━━━━━ RECORDED DATA ━━━━━

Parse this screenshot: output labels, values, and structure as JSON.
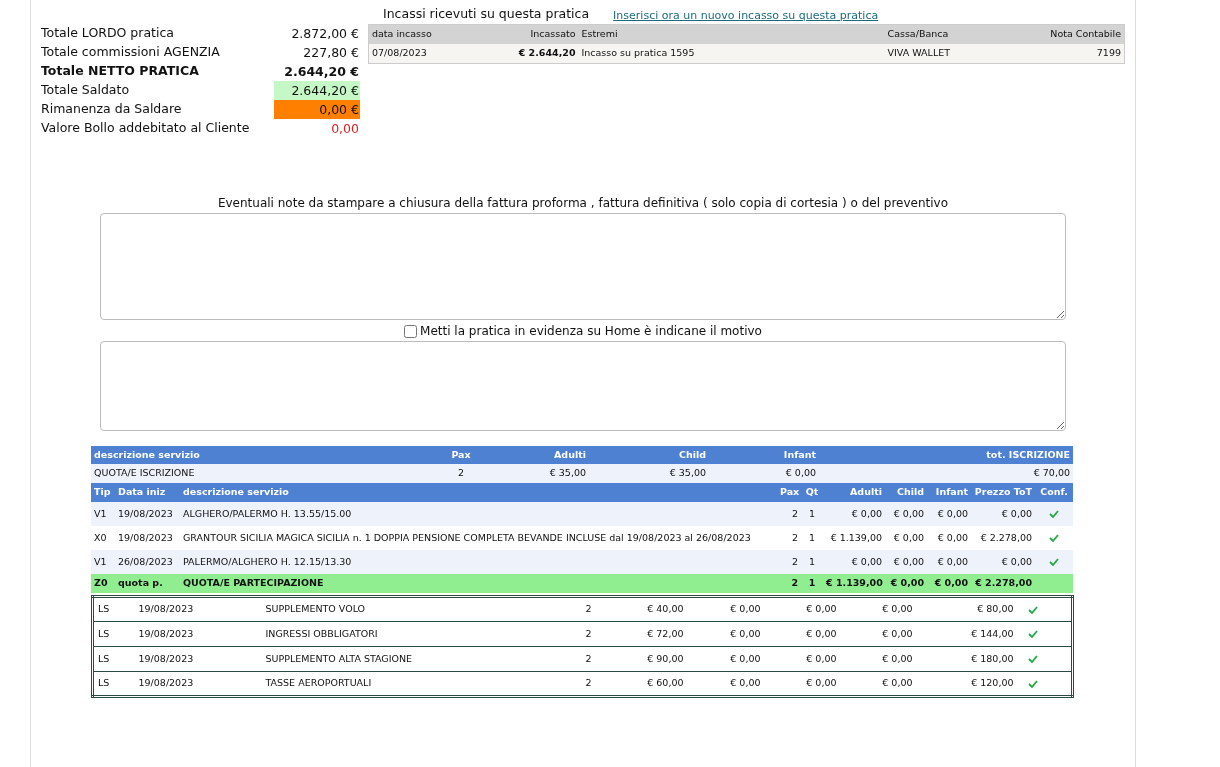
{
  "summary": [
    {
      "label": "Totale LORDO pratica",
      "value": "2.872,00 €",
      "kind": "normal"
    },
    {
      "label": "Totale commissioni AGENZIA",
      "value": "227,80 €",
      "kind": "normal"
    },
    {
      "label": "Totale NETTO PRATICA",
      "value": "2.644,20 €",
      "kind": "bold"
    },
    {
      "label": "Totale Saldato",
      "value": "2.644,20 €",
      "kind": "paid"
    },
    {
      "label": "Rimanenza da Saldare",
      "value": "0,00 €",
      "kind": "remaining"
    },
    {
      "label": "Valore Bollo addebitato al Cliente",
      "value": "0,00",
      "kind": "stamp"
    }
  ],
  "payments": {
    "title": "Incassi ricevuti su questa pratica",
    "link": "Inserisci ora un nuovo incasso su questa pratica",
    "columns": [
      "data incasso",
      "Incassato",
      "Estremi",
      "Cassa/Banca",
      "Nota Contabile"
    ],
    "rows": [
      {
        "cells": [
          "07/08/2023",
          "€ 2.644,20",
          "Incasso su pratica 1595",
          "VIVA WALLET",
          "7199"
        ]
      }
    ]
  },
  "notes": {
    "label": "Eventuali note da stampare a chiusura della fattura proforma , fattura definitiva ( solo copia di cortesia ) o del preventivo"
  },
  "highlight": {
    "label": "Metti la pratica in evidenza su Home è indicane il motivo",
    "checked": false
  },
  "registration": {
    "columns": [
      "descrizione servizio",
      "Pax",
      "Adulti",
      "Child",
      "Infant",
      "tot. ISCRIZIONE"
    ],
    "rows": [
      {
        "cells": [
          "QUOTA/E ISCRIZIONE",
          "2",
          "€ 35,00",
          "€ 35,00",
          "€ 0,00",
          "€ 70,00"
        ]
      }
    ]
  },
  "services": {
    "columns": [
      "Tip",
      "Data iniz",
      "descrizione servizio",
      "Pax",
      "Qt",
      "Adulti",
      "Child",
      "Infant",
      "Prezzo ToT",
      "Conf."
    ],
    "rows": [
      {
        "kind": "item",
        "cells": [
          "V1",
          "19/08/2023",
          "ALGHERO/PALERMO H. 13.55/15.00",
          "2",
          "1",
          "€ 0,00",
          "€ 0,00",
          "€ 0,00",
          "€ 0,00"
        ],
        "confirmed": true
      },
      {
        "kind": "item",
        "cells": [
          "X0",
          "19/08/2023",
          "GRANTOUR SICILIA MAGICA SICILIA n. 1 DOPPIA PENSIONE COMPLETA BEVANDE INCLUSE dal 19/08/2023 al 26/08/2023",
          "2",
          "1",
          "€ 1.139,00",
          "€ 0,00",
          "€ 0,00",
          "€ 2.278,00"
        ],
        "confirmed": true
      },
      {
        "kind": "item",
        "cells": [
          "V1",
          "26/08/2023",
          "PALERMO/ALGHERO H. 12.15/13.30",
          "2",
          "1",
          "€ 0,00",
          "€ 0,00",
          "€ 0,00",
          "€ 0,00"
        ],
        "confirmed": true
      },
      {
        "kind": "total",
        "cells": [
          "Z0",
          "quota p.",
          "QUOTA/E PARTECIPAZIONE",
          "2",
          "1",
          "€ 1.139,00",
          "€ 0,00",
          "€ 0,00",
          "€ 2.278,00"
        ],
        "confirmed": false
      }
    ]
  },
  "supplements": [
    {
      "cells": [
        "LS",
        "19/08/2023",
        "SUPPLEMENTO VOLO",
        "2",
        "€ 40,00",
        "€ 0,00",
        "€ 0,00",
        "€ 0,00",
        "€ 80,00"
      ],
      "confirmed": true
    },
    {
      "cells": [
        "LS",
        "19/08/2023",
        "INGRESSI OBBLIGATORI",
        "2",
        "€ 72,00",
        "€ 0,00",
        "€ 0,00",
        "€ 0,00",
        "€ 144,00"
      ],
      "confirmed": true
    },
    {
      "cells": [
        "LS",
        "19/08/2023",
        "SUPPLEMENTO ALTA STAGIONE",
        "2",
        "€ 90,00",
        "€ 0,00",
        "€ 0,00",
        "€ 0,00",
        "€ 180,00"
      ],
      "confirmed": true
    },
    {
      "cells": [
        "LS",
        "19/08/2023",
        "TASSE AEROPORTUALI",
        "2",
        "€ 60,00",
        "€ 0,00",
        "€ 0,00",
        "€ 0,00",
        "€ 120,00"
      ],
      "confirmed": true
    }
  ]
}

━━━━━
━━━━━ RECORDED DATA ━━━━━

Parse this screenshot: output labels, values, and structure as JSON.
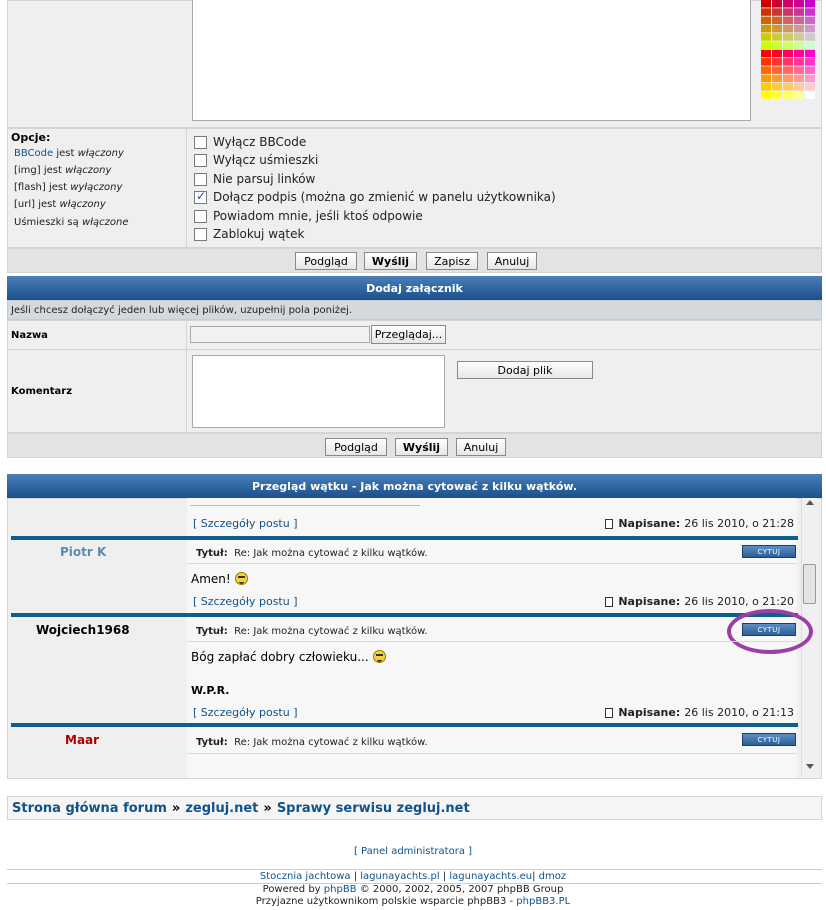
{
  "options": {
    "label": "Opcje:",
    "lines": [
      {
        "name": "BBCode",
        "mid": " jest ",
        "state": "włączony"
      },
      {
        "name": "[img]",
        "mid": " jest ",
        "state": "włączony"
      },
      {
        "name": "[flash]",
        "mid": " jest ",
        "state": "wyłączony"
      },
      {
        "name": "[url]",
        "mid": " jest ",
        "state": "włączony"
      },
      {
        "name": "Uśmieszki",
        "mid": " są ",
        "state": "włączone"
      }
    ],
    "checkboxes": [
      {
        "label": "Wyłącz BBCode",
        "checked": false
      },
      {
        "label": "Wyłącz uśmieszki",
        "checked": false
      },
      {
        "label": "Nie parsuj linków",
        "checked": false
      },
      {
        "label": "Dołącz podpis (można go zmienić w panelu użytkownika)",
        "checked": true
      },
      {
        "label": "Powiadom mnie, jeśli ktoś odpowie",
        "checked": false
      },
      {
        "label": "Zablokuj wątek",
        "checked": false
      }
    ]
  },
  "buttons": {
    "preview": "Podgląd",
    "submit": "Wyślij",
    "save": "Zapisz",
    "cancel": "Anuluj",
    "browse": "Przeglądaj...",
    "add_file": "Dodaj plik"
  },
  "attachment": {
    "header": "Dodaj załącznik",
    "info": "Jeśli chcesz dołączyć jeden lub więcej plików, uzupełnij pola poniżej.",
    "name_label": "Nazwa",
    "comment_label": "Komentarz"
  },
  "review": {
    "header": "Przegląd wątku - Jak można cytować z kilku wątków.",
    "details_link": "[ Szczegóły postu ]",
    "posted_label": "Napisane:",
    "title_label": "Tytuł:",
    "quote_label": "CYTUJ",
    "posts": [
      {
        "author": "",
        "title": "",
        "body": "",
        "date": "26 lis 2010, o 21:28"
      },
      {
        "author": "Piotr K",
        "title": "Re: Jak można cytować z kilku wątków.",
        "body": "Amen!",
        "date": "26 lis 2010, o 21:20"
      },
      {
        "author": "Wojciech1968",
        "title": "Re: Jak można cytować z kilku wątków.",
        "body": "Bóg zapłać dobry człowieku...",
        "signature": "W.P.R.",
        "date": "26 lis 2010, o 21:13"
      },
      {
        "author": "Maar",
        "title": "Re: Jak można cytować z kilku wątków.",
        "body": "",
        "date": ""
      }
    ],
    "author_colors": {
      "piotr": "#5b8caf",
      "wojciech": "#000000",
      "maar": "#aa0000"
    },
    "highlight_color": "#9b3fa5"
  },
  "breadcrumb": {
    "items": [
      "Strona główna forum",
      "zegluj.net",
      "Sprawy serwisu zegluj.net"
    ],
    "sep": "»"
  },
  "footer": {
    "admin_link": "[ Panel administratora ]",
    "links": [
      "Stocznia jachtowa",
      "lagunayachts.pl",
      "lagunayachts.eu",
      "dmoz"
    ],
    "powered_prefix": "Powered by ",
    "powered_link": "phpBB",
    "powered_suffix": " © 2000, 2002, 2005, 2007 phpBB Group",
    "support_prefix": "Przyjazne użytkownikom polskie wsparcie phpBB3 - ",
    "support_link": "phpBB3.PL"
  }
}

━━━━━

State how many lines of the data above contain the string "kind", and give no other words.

• **RESPONSE TO THIS TASK**:
10